When The Shield first appeared on TV, many people were quick to dismiss it as something worth watching. Cop shows during those days were a dime a dozen, every channel had one and the network that it premiered on, FX, wasn’t exactly a network that was known for its original shows, rather for re-running shows like Buffy The Vampire Slayer and The X-Files. But the people who tuned in to see the pilot episode knew otherwise and knew that this wasn’t just another cop show.
Created by Shawn Ryan, The Shield remains for me and many others as one of the finest TV shows ever to grace our screens. Driven by a powerhouse performance by Michael Chiklis as the manipulative and brutal Vic Mackey, The Shield was a TV drama like no other. Depicting the social unrest and high crime rate of a fictional L.A suburb known as Farmington, The Shield went far beyond what most people expected from a basic crime drama and featured a cast of unforgettable characters and some of the best writing ever seen in a TV show.
In Vic Mackey, the show gave us perhaps one of the most memorable anti-heroes in television history and throughout the show’s seven season run Chiklis’s portrayal of Mackey was easily one of it’s biggest highlights. If you look at characters like, Tony Soprano and Walter White, you have characters that always have either a heightened good or bad quality but with Mackey it was an equally varied amount of the two and even though he does some truly heinous acts through the course of the show, you always found yourself rooting for him which for me made him the definitive anti-hero.
But Chiklis was never alone, always complimented by excellent performances from a superb cast, first of which was Walton Goggins‘s tremendous, unhinged turn as Detective Shane Vendrell, Vic’s partner-in-crime, but Jay Karnes, CCH Pounder, Kenny Johnson and Benito Martinez were nothing short of fantastic either. The show had some great guest stars as well, Forest Whitaker and Glenn Close being perhaps the two most memorable ones. Whitaker in particular completely changed the trajectory of the show when he came on during the fifth season and suddenly you could see intensity and conflict bleeding out of nearly every frame.

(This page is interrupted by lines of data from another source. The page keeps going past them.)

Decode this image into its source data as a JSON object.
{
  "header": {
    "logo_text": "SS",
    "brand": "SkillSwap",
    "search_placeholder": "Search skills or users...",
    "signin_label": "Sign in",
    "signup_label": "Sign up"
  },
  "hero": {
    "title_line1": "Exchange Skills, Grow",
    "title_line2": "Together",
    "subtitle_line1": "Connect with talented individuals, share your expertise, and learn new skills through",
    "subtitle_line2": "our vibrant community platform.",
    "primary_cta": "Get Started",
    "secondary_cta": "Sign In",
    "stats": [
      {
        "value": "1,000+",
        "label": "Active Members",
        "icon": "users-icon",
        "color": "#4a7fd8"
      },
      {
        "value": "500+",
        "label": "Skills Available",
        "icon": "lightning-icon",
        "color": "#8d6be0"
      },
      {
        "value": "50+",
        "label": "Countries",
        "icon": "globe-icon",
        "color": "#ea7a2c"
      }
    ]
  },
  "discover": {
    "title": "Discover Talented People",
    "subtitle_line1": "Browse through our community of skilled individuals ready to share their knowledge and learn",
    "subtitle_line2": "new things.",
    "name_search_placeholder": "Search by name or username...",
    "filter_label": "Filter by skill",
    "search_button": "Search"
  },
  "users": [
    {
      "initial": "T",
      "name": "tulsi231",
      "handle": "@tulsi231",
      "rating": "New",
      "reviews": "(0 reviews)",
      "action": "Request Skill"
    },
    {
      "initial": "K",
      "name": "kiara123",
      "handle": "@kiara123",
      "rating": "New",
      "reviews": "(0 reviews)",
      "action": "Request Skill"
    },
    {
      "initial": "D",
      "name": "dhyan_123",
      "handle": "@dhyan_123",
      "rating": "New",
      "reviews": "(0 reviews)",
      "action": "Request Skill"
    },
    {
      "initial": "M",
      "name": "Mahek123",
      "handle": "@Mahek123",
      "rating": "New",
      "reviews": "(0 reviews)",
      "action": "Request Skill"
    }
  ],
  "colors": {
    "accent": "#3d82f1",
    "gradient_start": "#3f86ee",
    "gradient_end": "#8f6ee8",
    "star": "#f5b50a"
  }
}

But above all, The Shield was amazing television, never shying away from brutal violence, controversial themes, and compelling character clashes, it’s safe to say that the show was gritty to a fault and through its wonderful seven season run, the show practically redefined what a television drama should be about. There were more than a few times when the show got under my skin simply because I was so involved and invested in it that I couldn’t help but feel that way.
And credit must be given to Shawn Ryan and his team of writers, one of which included Kurt Sutter, who went on to create Sons of Anarchy for FX. The writing was one thing that remained consistently great and time and time again the writers would sink us in compelling conflicts and intricately plotted story-lines. The show’s fifth and seventh seasons can be considered as all-time greats.
And when the time came for the show to reach its climax, it gave us what I consider to be the greatest and most powerful series finale in the history of television, so devastating but so true to its characters. I will even go as far as to say it is one of the most visceral and gut-wrenching things I have ever witnessed on-screen. That is how great it is.
Thirteen years on and The Shield is just as resonant as it was when it first premiered on TV. The show has served as a launching pad for FX to bring in new shows like Sons of Anarchy, Justified, American Horror Story and will forever remain as one of the best things to ever hit the small screens.